See the video above for additional pointers on how to stay motivated in your meditation practice.
Haineux: I want to get myself to sit down and meditate every day, but I’m having a tough time with the motivation. I guess I’m afraid of meditation — maybe that I’ll spend the time beating myself up, or doing it wrong.
Lama Surya Das: It sounds like you are already familiar with the harsh inner critic, and meditation is just one more thing for that inner voice (from the past, no doubt) to pick on. What if you spend any time at all alone? Does that inner tyrant not bring you down then, too? So what to do? Just give in to fear and anxiety? Meditation includes befriending yourself and the world, wishing yourself and others well— which is the essence of loving-kindness— while cultivating a friendly, nonjudgemental and nonreactive, calm and clear friendly appreciation of things as they are— externally and internally, with self and with others. This is called mindfulness, nowness awareness or choiceless awareness in ancient yet timeless Buddhist tradition. It’s easier than you think, and there are many ways to do it. Learning how often helps, and not just sitting down and trying not to think. Try and see. Seminal psychologist Carl Jung, who helped introduce Eastern thought in the Western world almost one hundred years ago, astutely pointed out: “The most terrifying thing in the world is to accept oneself totally.” No wonder it often seems so hard to face oneself.

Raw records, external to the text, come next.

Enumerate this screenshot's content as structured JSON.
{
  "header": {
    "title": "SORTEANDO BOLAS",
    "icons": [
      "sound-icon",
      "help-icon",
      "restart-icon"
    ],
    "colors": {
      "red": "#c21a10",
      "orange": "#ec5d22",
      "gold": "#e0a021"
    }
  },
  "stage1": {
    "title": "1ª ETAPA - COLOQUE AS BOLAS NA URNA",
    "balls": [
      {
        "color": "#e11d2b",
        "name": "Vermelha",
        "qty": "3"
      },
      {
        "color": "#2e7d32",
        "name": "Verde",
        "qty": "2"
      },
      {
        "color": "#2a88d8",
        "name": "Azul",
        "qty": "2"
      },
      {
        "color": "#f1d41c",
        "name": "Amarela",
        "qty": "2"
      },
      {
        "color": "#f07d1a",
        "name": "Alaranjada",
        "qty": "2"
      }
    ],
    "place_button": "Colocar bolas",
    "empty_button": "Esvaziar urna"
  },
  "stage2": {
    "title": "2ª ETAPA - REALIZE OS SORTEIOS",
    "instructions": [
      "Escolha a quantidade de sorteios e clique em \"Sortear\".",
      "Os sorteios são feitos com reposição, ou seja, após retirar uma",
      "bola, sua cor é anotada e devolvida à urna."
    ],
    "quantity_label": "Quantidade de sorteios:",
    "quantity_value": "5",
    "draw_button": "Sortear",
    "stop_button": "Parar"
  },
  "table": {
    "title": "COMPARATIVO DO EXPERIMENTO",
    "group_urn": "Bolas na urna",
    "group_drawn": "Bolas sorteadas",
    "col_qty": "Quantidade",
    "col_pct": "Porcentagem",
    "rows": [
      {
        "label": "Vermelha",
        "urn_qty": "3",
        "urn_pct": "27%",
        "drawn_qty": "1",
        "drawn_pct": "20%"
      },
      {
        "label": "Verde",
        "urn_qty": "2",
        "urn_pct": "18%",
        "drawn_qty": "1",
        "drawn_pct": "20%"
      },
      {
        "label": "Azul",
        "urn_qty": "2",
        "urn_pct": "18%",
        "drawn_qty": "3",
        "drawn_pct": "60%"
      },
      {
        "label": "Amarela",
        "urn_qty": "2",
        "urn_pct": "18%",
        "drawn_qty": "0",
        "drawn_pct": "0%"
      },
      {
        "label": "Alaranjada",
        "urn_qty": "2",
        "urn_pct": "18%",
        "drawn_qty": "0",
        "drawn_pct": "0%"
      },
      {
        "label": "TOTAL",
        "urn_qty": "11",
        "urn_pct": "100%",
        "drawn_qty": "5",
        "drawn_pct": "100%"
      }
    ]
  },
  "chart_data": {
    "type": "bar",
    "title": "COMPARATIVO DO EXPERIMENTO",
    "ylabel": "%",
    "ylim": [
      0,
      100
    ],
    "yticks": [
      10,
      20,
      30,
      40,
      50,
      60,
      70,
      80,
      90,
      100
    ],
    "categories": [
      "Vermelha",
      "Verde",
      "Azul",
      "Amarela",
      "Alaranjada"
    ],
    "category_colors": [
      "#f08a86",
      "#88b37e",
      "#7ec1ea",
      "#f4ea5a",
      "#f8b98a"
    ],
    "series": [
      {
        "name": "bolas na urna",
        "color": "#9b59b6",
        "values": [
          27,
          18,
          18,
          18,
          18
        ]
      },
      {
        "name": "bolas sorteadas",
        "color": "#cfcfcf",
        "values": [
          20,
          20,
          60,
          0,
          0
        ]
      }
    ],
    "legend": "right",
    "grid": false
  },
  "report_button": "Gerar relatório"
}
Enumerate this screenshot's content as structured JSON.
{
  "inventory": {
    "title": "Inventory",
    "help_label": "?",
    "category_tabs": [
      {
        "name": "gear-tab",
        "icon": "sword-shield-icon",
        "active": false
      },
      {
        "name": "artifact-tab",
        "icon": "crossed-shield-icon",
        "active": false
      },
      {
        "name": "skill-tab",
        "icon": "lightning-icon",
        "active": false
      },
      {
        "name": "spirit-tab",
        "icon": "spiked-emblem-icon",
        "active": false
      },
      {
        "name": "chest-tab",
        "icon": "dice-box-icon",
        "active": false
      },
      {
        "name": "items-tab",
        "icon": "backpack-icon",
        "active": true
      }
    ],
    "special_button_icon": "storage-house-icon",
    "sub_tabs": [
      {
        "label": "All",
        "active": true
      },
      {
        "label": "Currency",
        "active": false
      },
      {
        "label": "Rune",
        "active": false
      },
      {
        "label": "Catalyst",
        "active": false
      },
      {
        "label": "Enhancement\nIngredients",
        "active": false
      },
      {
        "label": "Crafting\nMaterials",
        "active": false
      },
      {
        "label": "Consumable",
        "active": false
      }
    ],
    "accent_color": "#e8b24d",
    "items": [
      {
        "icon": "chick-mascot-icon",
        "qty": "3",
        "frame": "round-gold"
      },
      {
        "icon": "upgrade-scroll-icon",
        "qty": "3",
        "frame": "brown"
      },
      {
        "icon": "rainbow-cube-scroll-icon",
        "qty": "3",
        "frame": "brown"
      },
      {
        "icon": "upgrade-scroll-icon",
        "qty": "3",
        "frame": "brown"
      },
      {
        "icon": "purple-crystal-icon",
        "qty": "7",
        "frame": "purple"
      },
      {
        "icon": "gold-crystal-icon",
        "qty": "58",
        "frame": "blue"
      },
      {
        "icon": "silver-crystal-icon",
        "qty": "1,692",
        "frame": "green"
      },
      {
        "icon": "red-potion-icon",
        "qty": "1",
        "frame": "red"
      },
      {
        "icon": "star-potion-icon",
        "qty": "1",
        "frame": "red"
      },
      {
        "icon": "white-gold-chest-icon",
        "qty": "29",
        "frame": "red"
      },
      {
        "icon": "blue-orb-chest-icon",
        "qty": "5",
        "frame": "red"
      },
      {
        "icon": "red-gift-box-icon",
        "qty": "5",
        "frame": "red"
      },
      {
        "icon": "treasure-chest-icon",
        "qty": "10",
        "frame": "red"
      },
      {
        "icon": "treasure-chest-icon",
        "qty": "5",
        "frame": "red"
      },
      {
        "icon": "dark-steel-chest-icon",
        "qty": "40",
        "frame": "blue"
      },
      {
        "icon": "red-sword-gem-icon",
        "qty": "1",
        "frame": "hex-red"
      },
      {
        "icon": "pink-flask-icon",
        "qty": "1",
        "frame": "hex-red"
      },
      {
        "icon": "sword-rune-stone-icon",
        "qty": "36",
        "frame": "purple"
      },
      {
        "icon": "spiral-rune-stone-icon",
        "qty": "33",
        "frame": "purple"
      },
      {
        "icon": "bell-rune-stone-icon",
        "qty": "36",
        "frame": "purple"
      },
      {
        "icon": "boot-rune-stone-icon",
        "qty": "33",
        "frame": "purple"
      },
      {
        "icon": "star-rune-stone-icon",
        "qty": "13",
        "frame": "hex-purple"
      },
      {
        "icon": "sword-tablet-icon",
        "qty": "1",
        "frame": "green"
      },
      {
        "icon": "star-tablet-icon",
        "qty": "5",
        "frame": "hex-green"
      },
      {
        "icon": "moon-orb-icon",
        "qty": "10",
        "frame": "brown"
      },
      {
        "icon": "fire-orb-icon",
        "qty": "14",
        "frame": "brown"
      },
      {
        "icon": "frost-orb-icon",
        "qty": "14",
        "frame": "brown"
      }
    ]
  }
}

Therefore I wish you God luck! Let’s do it together, in spirit at least. Awareness is curative.
Submitted by Haineux via Tumblr on September 21st, 2010.
February 14, 2017
Valentine’s Day is one of my favorite times of year. The Tibetan New Year is also a favorite, and because the two often fall around the same time, I make a practice...